Gamma-linolenic acid, (GLA) a metabolite of linoleic acid, may be an effective adjunct therapy for treatment of malignant gliomas. Researchers supplemented malignant rat astrocytoma cells and normal rat astrocytes with either gamma-linolenic acid or linoleic acid. While linoleic acid did not appear to adversely affect either cell type, gamma-linolenic acid was selectively toxic to rat astrocytoma cells. Gamma-linolenic acid also increased the sensitivity of malignant astrocytoma cells to radiation, but did not affect the radiation sensitivity of normal astrocytes. The researchers believe that the differing effects of gamma-linolenic acid on malignant and normal astrocytes are likely due to variations in the cells' abilities to protect themselves against lipid peroxidation and/or free radical generation. They speculate that the reduced ability of the astrocytoma cells to scavenge free radicals might account for the cytotoxicity of [gamma-linolenic acid] in these cells.
Br J Cancer May 1998;77:1612-1620.

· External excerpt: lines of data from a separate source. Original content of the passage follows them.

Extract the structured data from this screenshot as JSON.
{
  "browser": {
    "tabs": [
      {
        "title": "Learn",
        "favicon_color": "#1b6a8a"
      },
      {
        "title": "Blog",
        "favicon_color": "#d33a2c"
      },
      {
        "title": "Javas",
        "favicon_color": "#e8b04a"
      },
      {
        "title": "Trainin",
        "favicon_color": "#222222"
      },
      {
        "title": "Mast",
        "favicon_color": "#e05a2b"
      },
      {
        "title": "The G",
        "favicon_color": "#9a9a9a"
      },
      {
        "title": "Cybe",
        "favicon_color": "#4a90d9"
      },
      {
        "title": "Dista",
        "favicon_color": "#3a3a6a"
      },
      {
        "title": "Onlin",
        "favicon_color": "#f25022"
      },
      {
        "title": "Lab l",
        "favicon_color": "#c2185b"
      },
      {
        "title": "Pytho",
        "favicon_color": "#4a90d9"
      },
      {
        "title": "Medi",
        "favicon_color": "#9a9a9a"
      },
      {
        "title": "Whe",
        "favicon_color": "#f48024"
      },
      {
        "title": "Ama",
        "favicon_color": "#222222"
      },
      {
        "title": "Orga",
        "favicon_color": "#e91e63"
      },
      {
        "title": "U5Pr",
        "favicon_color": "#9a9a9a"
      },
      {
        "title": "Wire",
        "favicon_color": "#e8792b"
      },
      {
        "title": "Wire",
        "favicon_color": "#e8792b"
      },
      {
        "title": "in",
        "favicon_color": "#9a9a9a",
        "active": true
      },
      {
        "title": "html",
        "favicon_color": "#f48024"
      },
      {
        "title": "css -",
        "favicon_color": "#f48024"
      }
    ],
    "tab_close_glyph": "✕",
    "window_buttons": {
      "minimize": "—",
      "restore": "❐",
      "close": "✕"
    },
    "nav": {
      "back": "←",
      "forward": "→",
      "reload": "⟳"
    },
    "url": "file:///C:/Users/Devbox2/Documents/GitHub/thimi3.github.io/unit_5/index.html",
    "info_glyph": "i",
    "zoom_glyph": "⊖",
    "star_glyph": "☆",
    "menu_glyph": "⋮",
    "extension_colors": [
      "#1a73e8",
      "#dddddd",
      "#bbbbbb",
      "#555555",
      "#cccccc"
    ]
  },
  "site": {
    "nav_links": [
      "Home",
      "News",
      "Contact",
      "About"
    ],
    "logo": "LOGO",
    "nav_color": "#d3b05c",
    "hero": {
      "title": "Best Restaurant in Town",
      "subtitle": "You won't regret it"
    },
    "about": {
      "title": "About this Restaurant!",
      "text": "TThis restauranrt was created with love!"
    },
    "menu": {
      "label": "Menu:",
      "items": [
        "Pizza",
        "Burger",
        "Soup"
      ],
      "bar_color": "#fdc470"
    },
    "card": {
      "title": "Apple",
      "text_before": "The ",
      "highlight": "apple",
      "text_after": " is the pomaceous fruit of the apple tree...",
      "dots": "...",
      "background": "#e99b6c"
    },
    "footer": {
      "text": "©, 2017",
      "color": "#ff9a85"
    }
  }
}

COMMENT: Interesting how one can combine natural remedies with conventional chemotherapy to improve the results. GLA is a very powerful omega 6 essential fatty acid that most people benefit from taking. It is particularly helpful for people with dry skin. The best form is usually in Evening Primrose oil. Doses less than six per day are not effective though. It would be wise to avoid using borage oil as a GLA supplement as it has high levels of nervonic acid which is not good for most people.